“Ethnicity may play a role in clinical outcomes following definitive radiation therapy with our findings suggesting worse outcomes for Arab Americans with intermediate and high-risk disease,” reported lead author Mohamad Badi Dabjan, MD, of the Radiation Oncology Department at Beaumont Hospital, Royal Oak in Royal Oak, Michigan.
Dr. Dabjan and his coauthors assessed clinical outcomes among 2,672 European Americans (n=2,248), African Americans (n=287), and Arab Americans/Chaldeans (n=137) who were treated for prostate cancer with definitive radiotherapy between 1991 and 2011. (Chaldeans are people of Assyrian descent.) The median radiation dose for these patients was 72 Gy (range, 19-145 Gy). Median patient age was 69 years and median PSA before treatment was 6.0 (range, 0.1-132.6).

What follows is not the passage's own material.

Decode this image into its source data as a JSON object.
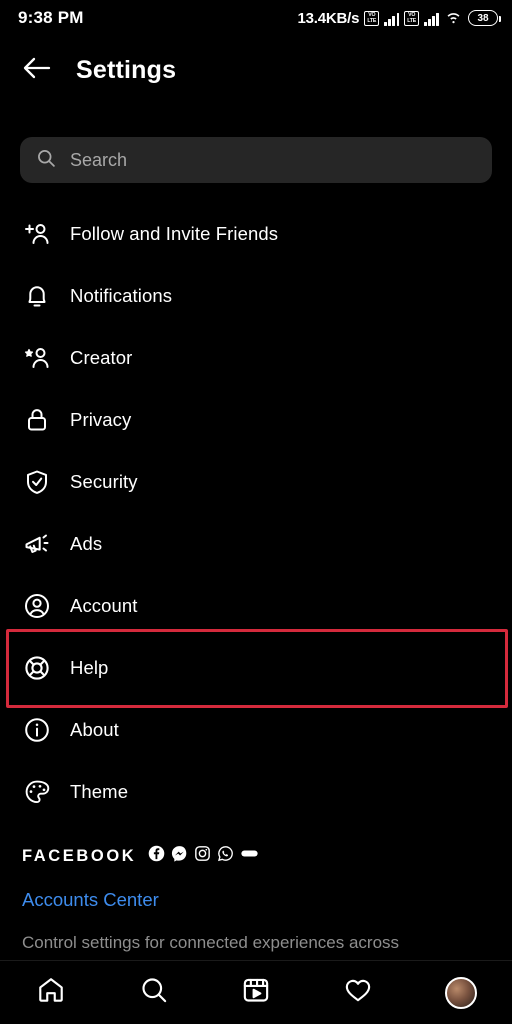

At a median follow-up of 5.0 years, American/Chaldean men with high-risk prostate cancer had significantly lower disease-free survival (DFS) rates (54.5%) than European Americans (81.7%) or African Americans (88.6%; P=0.01), the coauthors reported.
At 5.0 years, Arab American/Chaldean men with intermediate-risk prostate cancer had a lower cancer-specific survival (CSS) rate than rates seen among European or African American men (P=0.03), and a trend toward modestly reduced DFS rates (84.0% among Arab Americans/Chaldeans versus 86.4% for African Americans and 85.4% among European-Americans; P=0.07), the researchers noted.
There were no other overall differences in biochemical control between men of different ethnicities, disease-free survival, cause-specific survival, or overall survival, the authors reported.